Solid-State EV Batteries Reduce More Carbon Emissions

Solid-state batteries can reduce the carbon footprint of electric vehicle (EV) batteries by 29 percent compared to current liquid lithium-ion batteries and can reduce it even further by using materials that are sourced sustainably, said a campaign group, Tuesday (19 July).

Based on a comparison of one of the most promising solid-state batteries with lithium-ion technology and using a sustainable lithium source, the battery’s carbon footprint could be reduced by as much as 39 percent, Transport and Environment (T&E) said.

The European climate group is calling for incentives to cut carbon footprints in new EV battery regulations that are being finalized by the European parliament and EU member states.

“Electric vehicles are already much better for the planet,” said T&E clean vehicle officer Cecilia Mattea in a statement. “But solid-state technology is a step change because higher energy densities mean much less material, and therefore much less emissions, needed to make them.”

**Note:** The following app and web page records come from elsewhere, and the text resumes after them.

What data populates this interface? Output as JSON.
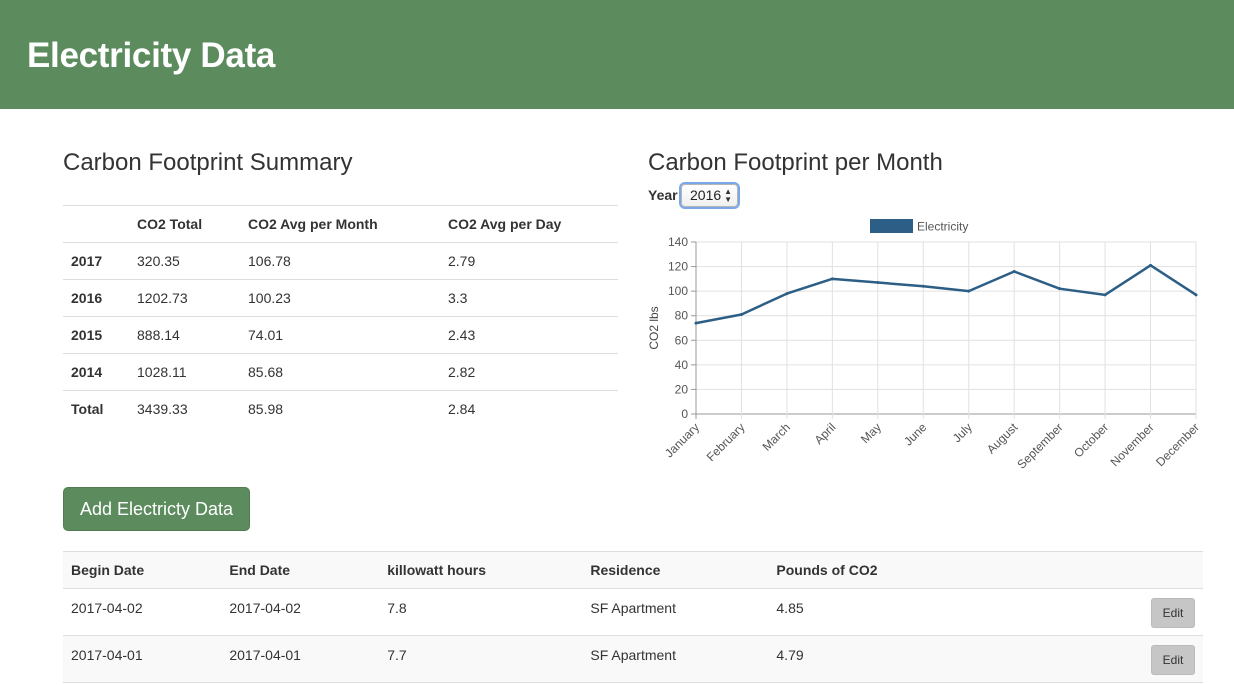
{
  "header": {
    "title": "Electricity Data"
  },
  "summary": {
    "title": "Carbon Footprint Summary",
    "columns": [
      "",
      "CO2 Total",
      "CO2 Avg per Month",
      "CO2 Avg per Day"
    ],
    "rows": [
      [
        "2017",
        "320.35",
        "106.78",
        "2.79"
      ],
      [
        "2016",
        "1202.73",
        "100.23",
        "3.3"
      ],
      [
        "2015",
        "888.14",
        "74.01",
        "2.43"
      ],
      [
        "2014",
        "1028.11",
        "85.68",
        "2.82"
      ],
      [
        "Total",
        "3439.33",
        "85.98",
        "2.84"
      ]
    ]
  },
  "monthly": {
    "title": "Carbon Footprint per Month",
    "year_label": "Year",
    "year_value": "2016"
  },
  "chart_data": {
    "type": "line",
    "categories": [
      "January",
      "February",
      "March",
      "April",
      "May",
      "June",
      "July",
      "August",
      "September",
      "October",
      "November",
      "December"
    ],
    "series": [
      {
        "name": "Electricity",
        "values": [
          74,
          81,
          98,
          110,
          107,
          104,
          100,
          116,
          102,
          97,
          121,
          97
        ]
      }
    ],
    "ylabel": "CO2 lbs",
    "ylim": [
      0,
      140
    ],
    "yticks": [
      0,
      20,
      40,
      60,
      80,
      100,
      120,
      140
    ],
    "grid": true,
    "legend": "top",
    "color": "#2d5f86"
  },
  "actions": {
    "add_label": "Add Electricty Data"
  },
  "entries": {
    "columns": [
      "Begin Date",
      "End Date",
      "killowatt hours",
      "Residence",
      "Pounds of CO2",
      ""
    ],
    "rows": [
      {
        "begin": "2017-04-02",
        "end": "2017-04-02",
        "kwh": "7.8",
        "residence": "SF Apartment",
        "co2": "4.85",
        "edit": "Edit"
      },
      {
        "begin": "2017-04-01",
        "end": "2017-04-01",
        "kwh": "7.7",
        "residence": "SF Apartment",
        "co2": "4.79",
        "edit": "Edit"
      }
    ]
  }
}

Solid-state batteries, which use a solid ceramic material instead of a liquid electrolyte to conduct electricity, can store more energy, charge faster, and offer greater safety than liquid lithium-ion batteries.

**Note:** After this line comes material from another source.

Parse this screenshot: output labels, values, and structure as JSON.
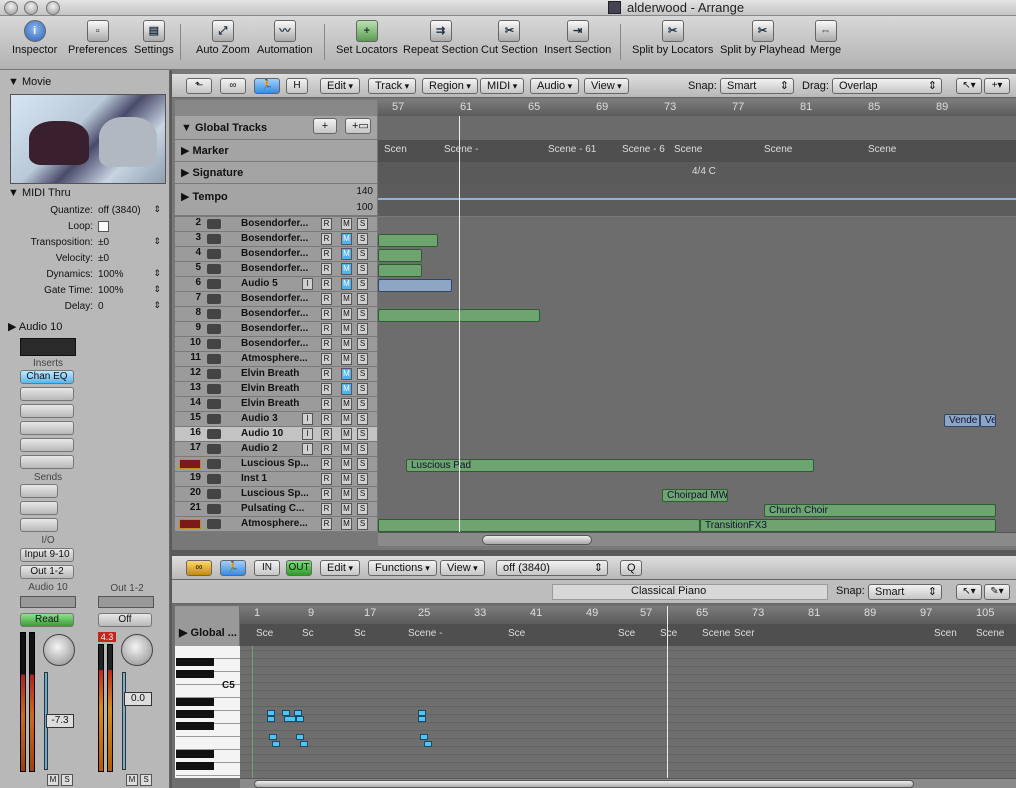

Automakers including Ford and BMW are working with suppliers to develop solid-state batteries and they will start appearing in EVs in the second half of the decade.

Solid-state batteries require less graphite and cobalt, metals mostly produced in the Democratic Republic of Congo, which has a large informal sector with a legacy of unsafe work practices and child labour.

T&E said that new lithium mining methods such as geothermal wells emit far less carbon dioxide than more commonly used sources including lithium from hard rock mined in Australia and refined in China.

Source: EGINDO.Co